If you’re looking to get a loan or credit card in the next few months, consider working on your credit score. This way, you can increase your odds of approval. Here’s how you can get your credit score ready for loan approval.
Review Your Credit Score
The first thing you need to do is to check where your credit score stands. There are several free credit scoring websites, but make sure you read the fine print of the terms before you sign up. You can also check with your credit card issuer or lender if you already have one.
In addition, review your credit report to see what’s lowering your scores. Late payments and collection accounts can significantly impact your credit score, so try your best to make on-time payments to improve your score.
One more thing to look for in your credit report is errors. Mistakes happen, and your credit report is no exception. If you find an error, you can dispute it and have it removed from your credit report before you apply for a loan.

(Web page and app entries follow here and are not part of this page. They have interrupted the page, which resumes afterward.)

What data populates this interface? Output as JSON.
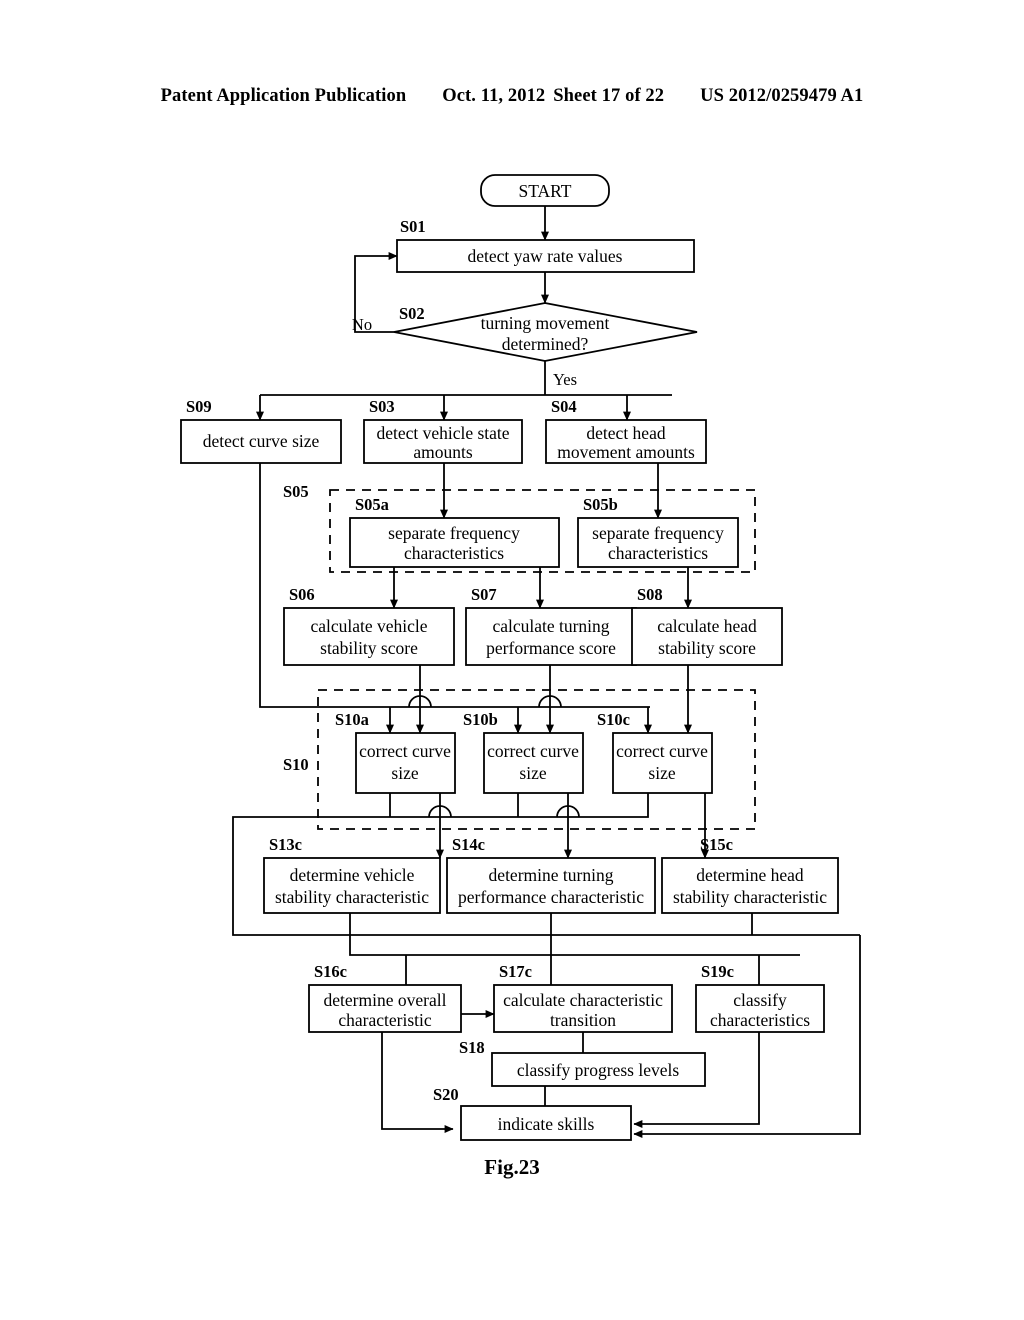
{
  "header": {
    "publication": "Patent Application Publication",
    "date": "Oct. 11, 2012",
    "sheet": "Sheet 17 of 22",
    "number": "US 2012/0259479 A1"
  },
  "figure": {
    "caption": "Fig.23"
  },
  "flowchart": {
    "start_label": "START",
    "branch_no": "No",
    "branch_yes": "Yes",
    "nodes": {
      "s01": {
        "tag": "S01",
        "text": "detect yaw rate values"
      },
      "s02": {
        "tag": "S02",
        "line1": "turning movement",
        "line2": "determined?"
      },
      "s09": {
        "tag": "S09",
        "text": "detect curve size"
      },
      "s03": {
        "tag": "S03",
        "line1": "detect vehicle state",
        "line2": "amounts"
      },
      "s04": {
        "tag": "S04",
        "line1": "detect head",
        "line2": "movement amounts"
      },
      "s05": {
        "tag": "S05"
      },
      "s05a": {
        "tag": "S05a",
        "line1": "separate frequency",
        "line2": "characteristics"
      },
      "s05b": {
        "tag": "S05b",
        "line1": "separate frequency",
        "line2": "characteristics"
      },
      "s06": {
        "tag": "S06",
        "line1": "calculate vehicle",
        "line2": "stability score"
      },
      "s07": {
        "tag": "S07",
        "line1": "calculate turning",
        "line2": "performance score"
      },
      "s08": {
        "tag": "S08",
        "line1": "calculate head",
        "line2": "stability score"
      },
      "s10": {
        "tag": "S10"
      },
      "s10a": {
        "tag": "S10a",
        "line1": "correct curve",
        "line2": "size"
      },
      "s10b": {
        "tag": "S10b",
        "line1": "correct curve",
        "line2": "size"
      },
      "s10c": {
        "tag": "S10c",
        "line1": "correct curve",
        "line2": "size"
      },
      "s13c": {
        "tag": "S13c",
        "line1": "determine vehicle",
        "line2": "stability characteristic"
      },
      "s14c": {
        "tag": "S14c",
        "line1": "determine turning",
        "line2": "performance characteristic"
      },
      "s15c": {
        "tag": "S15c",
        "line1": "determine head",
        "line2": "stability characteristic"
      },
      "s16c": {
        "tag": "S16c",
        "line1": "determine overall",
        "line2": "characteristic"
      },
      "s17c": {
        "tag": "S17c",
        "line1": "calculate characteristic",
        "line2": "transition"
      },
      "s19c": {
        "tag": "S19c",
        "line1": "classify",
        "line2": "characteristics"
      },
      "s18": {
        "tag": "S18",
        "text": "classify progress levels"
      },
      "s20": {
        "tag": "S20",
        "text": "indicate skills"
      }
    }
  }
}
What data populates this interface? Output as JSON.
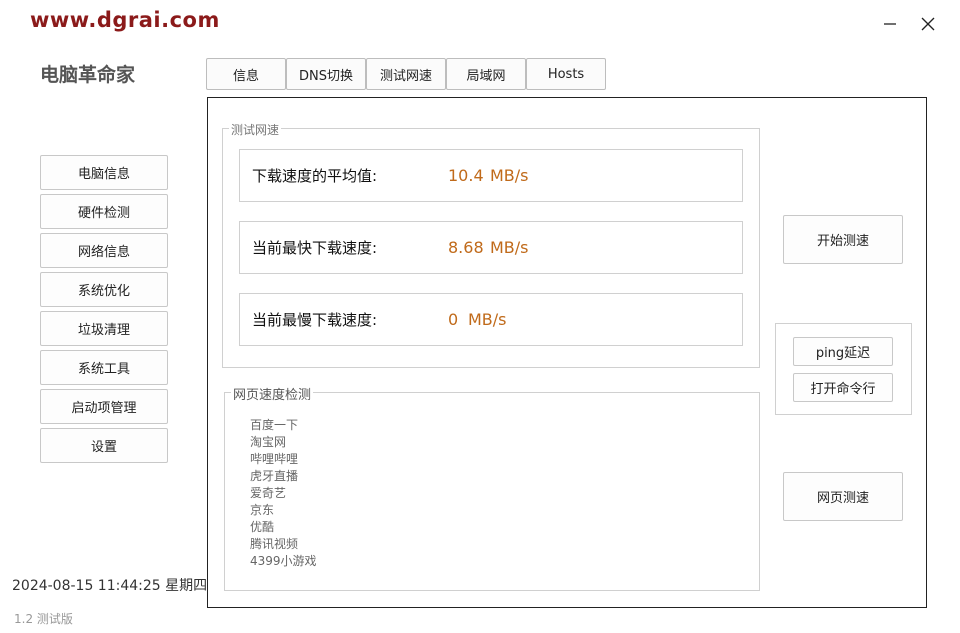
{
  "watermark": "www.dgrai.com",
  "app_title": "电脑革命家",
  "window": {
    "minimize_icon": "minimize-icon",
    "close_icon": "close-icon"
  },
  "tabs": [
    {
      "label": "信息"
    },
    {
      "label": "DNS切换"
    },
    {
      "label": "测试网速"
    },
    {
      "label": "局域网"
    },
    {
      "label": "Hosts"
    }
  ],
  "sidebar": {
    "items": [
      {
        "label": "电脑信息"
      },
      {
        "label": "硬件检测"
      },
      {
        "label": "网络信息"
      },
      {
        "label": "系统优化"
      },
      {
        "label": "垃圾清理"
      },
      {
        "label": "系统工具"
      },
      {
        "label": "启动项管理"
      },
      {
        "label": "设置"
      }
    ]
  },
  "speed_test": {
    "group_title": "测试网速",
    "rows": [
      {
        "label": "下载速度的平均值:",
        "value": "10.4",
        "unit": "MB/s"
      },
      {
        "label": "当前最快下载速度:",
        "value": "8.68",
        "unit": "MB/s"
      },
      {
        "label": "当前最慢下载速度:",
        "value": "0",
        "unit": "MB/s"
      }
    ],
    "start_button": "开始测速"
  },
  "tools": {
    "ping_button": "ping延迟",
    "cmd_button": "打开命令行"
  },
  "web_speed": {
    "group_title": "网页速度检测",
    "sites": [
      "百度一下",
      "淘宝网",
      "哔哩哔哩",
      "虎牙直播",
      "爱奇艺",
      "京东",
      "优酷",
      "腾讯视频",
      "4399小游戏"
    ],
    "test_button": "网页测速"
  },
  "status": {
    "datetime": "2024-08-15 11:44:25  星期四",
    "version": "1.2  测试版"
  },
  "colors": {
    "accent_value": "#c06a1a",
    "watermark": "#8b1a1a"
  }
}
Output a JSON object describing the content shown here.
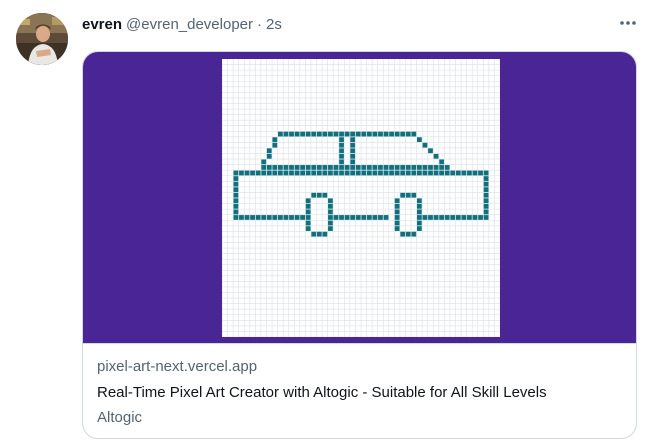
{
  "author": {
    "name": "evren",
    "handle": "@evren_developer",
    "separator": "·",
    "time": "2s",
    "avatar_icon": "user-avatar"
  },
  "menu": {
    "icon": "more-horizontal-icon"
  },
  "card": {
    "domain": "pixel-art-next.vercel.app",
    "title": "Real-Time Pixel Art Creator with Altogic - Suitable for All Skill Levels",
    "site": "Altogic",
    "media_background": "#4a2596",
    "pixel_color": "#11707e",
    "canvas_background": "#ffffff",
    "grid_color": "#d9e0e6",
    "pixel_art_subject": "car"
  }
}
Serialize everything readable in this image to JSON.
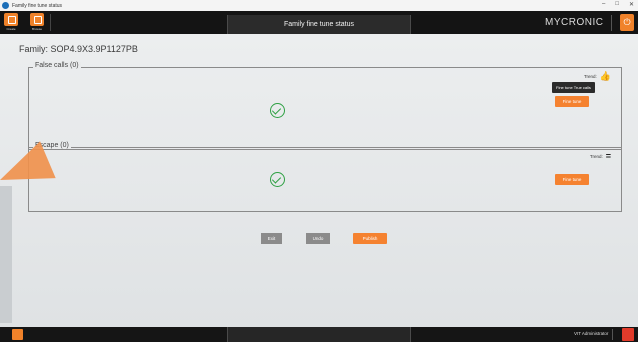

Open a Credit Builder Account
Another effective way to get your credit score ready for loan approval is by opening a credit builder account. A credit builder is a company that can help you build credit if you have little to no credit history or fix your damaged credit. Self is an online credit builder to consider.
Self can help you build credit while saving money. All you need to do is to download their mobile app to open a credit builder account and choose a credit builder plan that fits your goals and budget. It’s important to note that you’ll pay an affordable non-refundable admin fee, after which you start making monthly installments for 12 to 24 months, depending on your plan.
You don’t get the loan proceeds up front; instead, you receive them at the end of the repayment term minus interest. Download Self’s credit builder app to build credit while saving money.
Pay Off Your Balances
If you have credit card balances, consider paying them down ahead of your application. Your credit utilization, an important credit scoring factor, measures the amount of revolving credit you’ve remained with. Paying revolving balances like credit card debt can lower your credit utilization ratio, thus helping your score.
Avoid Opening New Accounts
Applying for a new loan or opening several credit cards can hurt your credit score.
The only situation where opening new accounts will help you build credit is if you’re making on-time payments. Otherwise, opening new accounts and missing payments can take a toll on your scores. Generally speaking, steer clear of opening new accounts months leading to your loan or credit card application.
Pay Your Bills Early
Late payments will hurt your credit scores. Remember, lenders always want to see if you can make your monthly payments on time, so make sure you pay your bills early to increase your chances of approval.
If you tend to forget, you may want to set automatic payments or reminders when your bills are almost due. On-time payments will help improve your credit scores.